A kayaker with a background more prone to drysuits than wetsuits, Lydia donned a Radiant Wetsuit and jumped belly first into testing it out.
Full disclosure: I ordered the NRS Radiant 4/3mm wetsuit with aspirations of going to adult surf camp this spring and perhaps discovering that I had a hidden talent. What if I took surfing lessons and realized I’ve spent all this time kayaking when I’m actually a wicked good surfer, destined for fame and greatness?
We may never know if that greatness lies within because, well, the surf lessons never happened. Here I had this spiffy new wetsuit that I would occasionally put on and dart around my house like a neoprene-clad superhero but, so far, no heroic claims with which to pair it.
Fast forward to mid-June when my friend and prone kayaking pioneer Adam Masters invited my now-husband and me on a Bellyaking adventure on the Pigeon River. For those unfamiliar with Bellyaking, you lie on a full length board and paddle with your hands, much like a surfer paddles out to catch a wave. We’d be spending the day in the water, on and off the Bellyak, and much wetter than I’m accustomed to as a hard boater. Mobility and comfort would be key, as would staying warm on the river, so I needed to choose my gear wisely. What is a cold-natured river chaser with a penchant for superhero ensembles to do?
Enter: the Radiant 4/3mm wetsuit. Fleece lined on the inside, this blend of three and four millimeter neoprene offers thicker, warmer protection around the core with lightened construction around key points of mobility like the knees, chest, and arms. What felt like overkill at the sunny put-in for the Pigeon would prove to be my new best friend. The zipper is on the back of the wetsuit making my ride on the Bellyak comfortable all day long, and the long tag on the zipper itself made it easy for me to put the wetsuit on without any help.
I jumped into the water and onto the Bellyak with reckless abandon. I’ll admit, I’m usually the paddler dodging waves at the end of the day because I’ve gotten cold, but this day I was thrilled to relish in the opportunity to splash around in whitewater without getting cold. As a whitewater kayaker, I don’t often think of wetsuits as having a place in the hard boater’s gear bag, but I gained a new appreciation for connecting with my whitewater environment with gear that kept me both warm and protected while allowing for full immersion.
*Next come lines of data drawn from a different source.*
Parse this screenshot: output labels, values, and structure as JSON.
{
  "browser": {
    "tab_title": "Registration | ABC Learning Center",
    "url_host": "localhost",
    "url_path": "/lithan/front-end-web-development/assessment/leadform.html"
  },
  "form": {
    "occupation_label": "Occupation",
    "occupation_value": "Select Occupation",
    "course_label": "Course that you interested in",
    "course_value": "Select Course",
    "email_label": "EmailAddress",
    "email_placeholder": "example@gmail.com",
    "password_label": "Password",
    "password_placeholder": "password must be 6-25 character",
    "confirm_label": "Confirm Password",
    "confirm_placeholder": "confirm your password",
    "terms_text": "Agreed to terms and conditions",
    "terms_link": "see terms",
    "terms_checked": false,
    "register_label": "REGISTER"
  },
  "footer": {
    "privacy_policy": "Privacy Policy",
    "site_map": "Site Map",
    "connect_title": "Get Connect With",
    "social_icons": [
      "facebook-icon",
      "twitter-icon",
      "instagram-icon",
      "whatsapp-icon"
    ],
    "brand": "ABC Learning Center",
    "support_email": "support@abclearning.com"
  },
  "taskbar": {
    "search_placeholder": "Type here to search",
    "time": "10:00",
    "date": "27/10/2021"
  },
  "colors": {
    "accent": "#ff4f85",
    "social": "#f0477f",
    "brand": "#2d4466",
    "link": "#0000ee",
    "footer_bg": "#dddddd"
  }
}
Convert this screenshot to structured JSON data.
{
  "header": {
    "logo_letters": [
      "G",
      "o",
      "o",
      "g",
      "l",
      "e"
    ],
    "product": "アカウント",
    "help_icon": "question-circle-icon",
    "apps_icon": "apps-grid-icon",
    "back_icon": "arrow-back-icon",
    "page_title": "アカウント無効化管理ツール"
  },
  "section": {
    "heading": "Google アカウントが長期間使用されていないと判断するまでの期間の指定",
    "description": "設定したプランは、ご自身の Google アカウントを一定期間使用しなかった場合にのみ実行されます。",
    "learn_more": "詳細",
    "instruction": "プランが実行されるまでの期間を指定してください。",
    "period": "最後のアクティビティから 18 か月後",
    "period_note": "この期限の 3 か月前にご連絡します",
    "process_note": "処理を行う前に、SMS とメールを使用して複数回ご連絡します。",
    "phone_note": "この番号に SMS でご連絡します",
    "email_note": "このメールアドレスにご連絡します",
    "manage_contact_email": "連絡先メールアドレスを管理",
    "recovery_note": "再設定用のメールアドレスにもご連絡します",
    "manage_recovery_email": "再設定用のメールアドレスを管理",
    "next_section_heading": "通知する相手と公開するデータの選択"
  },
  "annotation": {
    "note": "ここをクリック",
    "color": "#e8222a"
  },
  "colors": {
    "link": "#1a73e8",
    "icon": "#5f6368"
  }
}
Since I’m not a Bellyak pro, I proceeded downstream off the Bellyak as often as I did actually on it, and whitewater rivers are made up of, well, rocks, in addition to chilly water. Normally bruising like a peach, I hopped out of the water at the end of the day having been fully protected during any brush against rocks—of which there were many—during my float downstream.
Warm, protected, and ready for immersion, I hung my wetsuit up until my next heroic exploit as a whitewater Bellyaker, SUP’er, or swimmer. The whitewater wetsuit isn’t for everyone, true; may it serve only the daring, the dreamers, and the undercover superheroes—if only ‘til the takeout.